# WORK INSTRUCTION
Please return every line of the records below that holds the word "views".

# DATA FOR THE TASK
^^^^

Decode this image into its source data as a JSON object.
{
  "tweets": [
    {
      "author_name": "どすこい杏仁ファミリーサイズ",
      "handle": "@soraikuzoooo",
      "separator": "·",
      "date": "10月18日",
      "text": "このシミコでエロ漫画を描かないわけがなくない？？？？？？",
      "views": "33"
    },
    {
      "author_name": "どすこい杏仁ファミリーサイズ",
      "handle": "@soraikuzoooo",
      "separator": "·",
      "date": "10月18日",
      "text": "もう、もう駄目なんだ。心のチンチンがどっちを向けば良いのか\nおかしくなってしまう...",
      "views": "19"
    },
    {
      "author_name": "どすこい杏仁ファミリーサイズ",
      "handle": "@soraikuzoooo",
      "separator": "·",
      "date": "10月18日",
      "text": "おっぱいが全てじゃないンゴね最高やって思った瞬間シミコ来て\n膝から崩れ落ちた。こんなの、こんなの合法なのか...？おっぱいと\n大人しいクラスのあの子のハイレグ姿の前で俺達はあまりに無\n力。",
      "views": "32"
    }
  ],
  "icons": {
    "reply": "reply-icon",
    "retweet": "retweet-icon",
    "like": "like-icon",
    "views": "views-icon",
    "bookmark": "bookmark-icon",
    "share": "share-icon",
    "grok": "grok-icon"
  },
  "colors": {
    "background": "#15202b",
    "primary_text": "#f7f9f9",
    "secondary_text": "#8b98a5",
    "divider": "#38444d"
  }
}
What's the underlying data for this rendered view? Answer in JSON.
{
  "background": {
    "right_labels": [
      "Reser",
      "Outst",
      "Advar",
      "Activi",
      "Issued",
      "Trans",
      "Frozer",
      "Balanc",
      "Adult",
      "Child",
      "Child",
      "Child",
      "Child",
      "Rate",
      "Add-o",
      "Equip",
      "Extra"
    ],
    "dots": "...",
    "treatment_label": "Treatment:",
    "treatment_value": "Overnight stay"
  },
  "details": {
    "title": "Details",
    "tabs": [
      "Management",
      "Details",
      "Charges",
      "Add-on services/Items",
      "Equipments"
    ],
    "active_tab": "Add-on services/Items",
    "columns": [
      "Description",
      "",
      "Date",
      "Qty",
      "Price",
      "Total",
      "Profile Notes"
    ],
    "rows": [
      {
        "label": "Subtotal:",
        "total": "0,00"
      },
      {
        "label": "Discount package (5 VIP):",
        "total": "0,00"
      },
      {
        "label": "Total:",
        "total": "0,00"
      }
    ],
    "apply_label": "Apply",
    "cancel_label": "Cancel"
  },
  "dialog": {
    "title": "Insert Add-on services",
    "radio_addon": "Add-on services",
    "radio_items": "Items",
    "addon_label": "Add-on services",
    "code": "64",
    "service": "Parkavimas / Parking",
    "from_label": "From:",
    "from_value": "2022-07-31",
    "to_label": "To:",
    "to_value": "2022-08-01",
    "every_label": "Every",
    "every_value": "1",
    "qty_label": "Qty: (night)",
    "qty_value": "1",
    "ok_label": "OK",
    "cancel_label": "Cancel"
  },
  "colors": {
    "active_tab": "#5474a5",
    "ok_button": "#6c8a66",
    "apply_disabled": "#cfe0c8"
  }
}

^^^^

# RESPONSE
      "views": "33"
      "views": "19"
      "views": "32"
    "views": "views-icon",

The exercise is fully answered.